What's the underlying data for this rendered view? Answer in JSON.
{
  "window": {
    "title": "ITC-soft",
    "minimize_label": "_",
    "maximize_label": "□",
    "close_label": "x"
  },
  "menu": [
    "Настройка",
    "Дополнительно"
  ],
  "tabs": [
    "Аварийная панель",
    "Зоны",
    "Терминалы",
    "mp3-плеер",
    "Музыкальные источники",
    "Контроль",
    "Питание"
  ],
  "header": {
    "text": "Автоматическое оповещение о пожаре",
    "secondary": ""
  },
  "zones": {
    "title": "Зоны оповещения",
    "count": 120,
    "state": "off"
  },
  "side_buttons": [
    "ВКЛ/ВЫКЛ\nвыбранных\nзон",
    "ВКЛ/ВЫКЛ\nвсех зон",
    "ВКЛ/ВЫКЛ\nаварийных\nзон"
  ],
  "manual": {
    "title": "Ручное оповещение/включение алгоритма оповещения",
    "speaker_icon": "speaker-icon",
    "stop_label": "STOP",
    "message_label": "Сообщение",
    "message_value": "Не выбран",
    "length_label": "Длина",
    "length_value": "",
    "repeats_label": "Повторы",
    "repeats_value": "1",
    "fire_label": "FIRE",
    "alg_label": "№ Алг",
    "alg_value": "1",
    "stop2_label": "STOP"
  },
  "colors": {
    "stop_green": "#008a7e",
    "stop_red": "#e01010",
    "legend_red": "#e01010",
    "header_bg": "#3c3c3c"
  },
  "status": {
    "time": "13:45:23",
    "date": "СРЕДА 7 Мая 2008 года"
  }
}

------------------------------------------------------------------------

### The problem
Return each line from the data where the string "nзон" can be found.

### Task solution
    "ВКЛ/ВЫКЛ\nвыбранных\nзон",
    "ВКЛ/ВЫКЛ\nаварийных\nзон"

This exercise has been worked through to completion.